**WHAT TO DO**
Below are the entries; return every line among them that holds the word "donate".

[Items from a dataset]
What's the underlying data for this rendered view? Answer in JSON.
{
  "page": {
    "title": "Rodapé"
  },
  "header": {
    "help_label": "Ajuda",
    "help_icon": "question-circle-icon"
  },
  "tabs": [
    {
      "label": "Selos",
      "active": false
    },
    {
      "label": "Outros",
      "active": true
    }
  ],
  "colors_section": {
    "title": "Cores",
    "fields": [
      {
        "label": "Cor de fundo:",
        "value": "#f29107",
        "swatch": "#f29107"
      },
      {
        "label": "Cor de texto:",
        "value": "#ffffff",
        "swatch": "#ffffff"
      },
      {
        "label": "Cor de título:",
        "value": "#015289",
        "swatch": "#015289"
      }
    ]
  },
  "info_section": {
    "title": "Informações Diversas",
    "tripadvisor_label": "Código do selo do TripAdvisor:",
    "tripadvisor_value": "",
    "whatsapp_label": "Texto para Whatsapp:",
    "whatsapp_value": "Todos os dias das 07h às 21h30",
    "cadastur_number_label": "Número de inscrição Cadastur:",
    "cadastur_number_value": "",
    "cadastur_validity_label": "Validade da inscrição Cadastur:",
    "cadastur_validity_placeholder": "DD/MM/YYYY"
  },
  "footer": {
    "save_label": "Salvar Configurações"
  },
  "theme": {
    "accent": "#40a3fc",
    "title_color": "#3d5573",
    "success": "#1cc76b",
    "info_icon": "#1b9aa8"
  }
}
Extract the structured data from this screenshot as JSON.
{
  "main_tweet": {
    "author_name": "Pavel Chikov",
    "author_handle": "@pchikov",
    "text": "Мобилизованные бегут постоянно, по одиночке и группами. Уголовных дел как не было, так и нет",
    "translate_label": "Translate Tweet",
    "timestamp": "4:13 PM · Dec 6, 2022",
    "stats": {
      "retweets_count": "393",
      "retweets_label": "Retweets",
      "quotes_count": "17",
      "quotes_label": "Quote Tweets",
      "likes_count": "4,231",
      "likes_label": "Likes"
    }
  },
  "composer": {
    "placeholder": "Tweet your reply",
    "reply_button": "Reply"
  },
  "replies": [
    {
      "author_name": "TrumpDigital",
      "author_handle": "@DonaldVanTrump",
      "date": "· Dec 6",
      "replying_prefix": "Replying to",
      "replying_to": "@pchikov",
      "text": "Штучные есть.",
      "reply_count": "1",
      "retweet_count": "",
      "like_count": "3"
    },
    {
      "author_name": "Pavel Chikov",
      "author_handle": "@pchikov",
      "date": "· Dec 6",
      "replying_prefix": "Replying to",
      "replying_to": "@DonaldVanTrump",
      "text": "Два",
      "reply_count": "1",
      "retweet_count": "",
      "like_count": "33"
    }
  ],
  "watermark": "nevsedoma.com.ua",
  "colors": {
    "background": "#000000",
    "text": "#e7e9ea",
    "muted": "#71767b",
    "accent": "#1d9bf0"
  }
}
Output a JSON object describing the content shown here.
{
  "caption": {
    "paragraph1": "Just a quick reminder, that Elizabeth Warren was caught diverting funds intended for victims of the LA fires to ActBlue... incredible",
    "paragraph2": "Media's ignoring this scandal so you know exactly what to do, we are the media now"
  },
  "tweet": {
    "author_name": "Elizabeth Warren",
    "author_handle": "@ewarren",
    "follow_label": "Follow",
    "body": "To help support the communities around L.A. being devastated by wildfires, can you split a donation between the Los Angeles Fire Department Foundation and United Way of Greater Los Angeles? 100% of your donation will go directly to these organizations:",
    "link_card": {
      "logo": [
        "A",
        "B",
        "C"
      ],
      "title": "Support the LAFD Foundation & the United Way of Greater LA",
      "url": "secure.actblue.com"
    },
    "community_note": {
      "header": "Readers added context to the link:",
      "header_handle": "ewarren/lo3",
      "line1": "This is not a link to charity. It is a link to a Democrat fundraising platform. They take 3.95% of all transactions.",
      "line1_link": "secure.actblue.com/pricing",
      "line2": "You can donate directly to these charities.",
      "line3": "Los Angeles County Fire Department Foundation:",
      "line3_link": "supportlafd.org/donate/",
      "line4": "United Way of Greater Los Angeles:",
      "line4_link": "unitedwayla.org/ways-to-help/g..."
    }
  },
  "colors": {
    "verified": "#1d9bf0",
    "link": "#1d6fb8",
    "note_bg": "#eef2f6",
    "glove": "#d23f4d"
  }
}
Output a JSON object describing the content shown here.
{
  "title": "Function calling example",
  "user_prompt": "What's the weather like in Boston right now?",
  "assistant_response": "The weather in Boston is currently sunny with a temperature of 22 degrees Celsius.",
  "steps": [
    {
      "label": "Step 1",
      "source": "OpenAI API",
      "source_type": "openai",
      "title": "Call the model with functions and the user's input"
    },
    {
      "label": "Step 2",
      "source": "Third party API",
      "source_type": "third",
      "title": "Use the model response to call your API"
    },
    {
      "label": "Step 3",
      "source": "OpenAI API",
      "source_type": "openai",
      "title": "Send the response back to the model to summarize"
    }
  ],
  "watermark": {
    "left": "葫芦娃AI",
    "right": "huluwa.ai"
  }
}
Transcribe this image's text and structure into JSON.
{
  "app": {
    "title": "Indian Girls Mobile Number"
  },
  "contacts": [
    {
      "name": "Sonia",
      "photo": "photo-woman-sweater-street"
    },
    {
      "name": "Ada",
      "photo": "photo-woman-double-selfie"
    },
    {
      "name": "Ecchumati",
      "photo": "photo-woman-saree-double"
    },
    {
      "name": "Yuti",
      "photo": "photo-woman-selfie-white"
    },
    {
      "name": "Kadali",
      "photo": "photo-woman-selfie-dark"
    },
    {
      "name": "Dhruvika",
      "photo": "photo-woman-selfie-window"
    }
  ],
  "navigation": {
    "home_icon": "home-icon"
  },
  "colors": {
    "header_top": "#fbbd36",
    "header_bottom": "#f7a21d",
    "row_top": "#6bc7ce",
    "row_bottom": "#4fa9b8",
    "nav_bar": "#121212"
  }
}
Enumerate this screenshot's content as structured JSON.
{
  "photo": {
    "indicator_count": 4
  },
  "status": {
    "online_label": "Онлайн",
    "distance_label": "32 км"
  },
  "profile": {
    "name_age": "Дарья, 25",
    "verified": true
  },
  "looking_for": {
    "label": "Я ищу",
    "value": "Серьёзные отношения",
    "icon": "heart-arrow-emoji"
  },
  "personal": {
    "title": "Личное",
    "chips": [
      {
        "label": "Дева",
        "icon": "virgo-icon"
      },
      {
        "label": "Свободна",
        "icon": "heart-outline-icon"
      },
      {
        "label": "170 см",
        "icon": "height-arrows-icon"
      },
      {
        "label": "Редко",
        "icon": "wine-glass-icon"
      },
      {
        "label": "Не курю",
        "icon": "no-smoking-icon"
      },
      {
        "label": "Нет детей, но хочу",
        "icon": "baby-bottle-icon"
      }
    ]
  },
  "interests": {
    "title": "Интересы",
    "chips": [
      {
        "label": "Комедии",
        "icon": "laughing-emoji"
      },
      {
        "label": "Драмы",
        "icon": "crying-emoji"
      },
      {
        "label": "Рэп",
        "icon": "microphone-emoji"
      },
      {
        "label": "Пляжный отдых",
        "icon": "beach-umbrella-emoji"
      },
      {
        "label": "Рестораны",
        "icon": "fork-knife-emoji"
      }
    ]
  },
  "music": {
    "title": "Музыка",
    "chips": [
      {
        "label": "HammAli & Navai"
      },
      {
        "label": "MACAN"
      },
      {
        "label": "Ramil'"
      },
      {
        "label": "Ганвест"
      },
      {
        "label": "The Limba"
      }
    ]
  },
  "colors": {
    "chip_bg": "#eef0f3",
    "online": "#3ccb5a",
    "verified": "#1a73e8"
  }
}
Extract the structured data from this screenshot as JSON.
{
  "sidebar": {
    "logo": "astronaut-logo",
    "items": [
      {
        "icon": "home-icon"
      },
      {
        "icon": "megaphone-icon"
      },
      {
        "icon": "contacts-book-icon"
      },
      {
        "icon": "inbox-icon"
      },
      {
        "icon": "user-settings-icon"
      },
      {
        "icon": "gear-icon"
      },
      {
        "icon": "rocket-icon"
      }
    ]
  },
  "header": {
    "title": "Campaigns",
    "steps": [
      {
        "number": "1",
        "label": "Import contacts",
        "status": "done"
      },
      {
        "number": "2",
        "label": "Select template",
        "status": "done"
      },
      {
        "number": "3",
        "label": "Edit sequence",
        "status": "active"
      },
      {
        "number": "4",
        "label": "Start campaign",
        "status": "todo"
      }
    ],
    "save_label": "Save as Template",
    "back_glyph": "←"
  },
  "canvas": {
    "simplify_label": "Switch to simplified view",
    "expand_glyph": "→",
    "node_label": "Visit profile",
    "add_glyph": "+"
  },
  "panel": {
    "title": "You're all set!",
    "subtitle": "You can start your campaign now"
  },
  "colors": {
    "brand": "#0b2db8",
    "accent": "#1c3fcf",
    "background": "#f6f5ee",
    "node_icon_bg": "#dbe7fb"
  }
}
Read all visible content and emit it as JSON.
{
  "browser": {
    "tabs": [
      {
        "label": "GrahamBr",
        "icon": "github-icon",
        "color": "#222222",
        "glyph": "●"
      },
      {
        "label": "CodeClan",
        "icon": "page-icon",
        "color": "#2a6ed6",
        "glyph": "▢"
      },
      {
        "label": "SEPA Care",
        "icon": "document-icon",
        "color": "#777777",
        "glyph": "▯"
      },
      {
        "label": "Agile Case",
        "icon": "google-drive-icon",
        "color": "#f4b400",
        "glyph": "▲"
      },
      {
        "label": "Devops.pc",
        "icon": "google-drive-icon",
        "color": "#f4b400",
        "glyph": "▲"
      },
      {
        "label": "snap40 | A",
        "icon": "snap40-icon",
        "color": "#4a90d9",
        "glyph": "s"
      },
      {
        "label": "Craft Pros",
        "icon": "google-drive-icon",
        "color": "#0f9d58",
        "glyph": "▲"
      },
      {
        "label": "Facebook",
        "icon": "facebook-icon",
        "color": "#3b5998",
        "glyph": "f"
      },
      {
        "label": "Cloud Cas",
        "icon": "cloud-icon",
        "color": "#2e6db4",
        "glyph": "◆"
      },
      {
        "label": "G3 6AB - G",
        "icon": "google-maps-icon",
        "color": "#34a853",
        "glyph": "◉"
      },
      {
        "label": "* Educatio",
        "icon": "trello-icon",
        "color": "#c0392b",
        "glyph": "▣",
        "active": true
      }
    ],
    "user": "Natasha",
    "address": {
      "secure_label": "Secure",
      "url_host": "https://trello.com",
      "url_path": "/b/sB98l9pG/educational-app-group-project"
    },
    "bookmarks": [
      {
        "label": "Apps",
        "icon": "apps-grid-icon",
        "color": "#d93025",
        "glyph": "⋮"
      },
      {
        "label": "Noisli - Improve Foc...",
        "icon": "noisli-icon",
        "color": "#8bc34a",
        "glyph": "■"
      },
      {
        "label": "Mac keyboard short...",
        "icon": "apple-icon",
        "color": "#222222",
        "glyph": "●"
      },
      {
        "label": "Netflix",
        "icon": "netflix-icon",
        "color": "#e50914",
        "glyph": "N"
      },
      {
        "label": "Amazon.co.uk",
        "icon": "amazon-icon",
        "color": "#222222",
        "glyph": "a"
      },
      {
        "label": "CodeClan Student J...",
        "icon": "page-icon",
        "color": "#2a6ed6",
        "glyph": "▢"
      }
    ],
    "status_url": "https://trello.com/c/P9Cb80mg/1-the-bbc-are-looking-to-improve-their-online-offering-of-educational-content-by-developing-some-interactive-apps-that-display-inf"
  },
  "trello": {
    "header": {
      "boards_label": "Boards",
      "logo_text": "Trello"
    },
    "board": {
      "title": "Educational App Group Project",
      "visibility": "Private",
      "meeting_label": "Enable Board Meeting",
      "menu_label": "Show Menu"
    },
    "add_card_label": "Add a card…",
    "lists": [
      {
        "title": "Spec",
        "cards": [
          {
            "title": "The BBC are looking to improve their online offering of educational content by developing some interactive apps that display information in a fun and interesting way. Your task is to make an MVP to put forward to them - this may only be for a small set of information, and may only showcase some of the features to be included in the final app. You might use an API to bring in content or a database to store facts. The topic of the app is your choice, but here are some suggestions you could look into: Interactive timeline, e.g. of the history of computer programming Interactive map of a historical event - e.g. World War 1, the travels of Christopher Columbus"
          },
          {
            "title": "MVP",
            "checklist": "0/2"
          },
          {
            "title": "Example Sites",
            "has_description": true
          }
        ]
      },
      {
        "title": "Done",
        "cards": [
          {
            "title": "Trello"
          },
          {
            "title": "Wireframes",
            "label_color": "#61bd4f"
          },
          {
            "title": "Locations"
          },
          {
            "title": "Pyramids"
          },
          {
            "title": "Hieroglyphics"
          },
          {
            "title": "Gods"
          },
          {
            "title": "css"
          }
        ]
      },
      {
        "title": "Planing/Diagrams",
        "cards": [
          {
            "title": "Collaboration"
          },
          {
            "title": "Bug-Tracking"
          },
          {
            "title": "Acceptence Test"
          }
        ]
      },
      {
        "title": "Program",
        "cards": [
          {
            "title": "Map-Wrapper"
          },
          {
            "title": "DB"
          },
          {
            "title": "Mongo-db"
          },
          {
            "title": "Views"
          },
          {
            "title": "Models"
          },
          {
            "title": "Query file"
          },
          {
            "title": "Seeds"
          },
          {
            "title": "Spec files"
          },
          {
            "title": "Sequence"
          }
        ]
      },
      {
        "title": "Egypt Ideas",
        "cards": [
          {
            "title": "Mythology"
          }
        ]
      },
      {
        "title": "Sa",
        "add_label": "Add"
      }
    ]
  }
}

**RESPONSE TO THIS TASK**
      "line2": "You can donate directly to these charities.",
      "line3_link": "supportlafd.org/donate/",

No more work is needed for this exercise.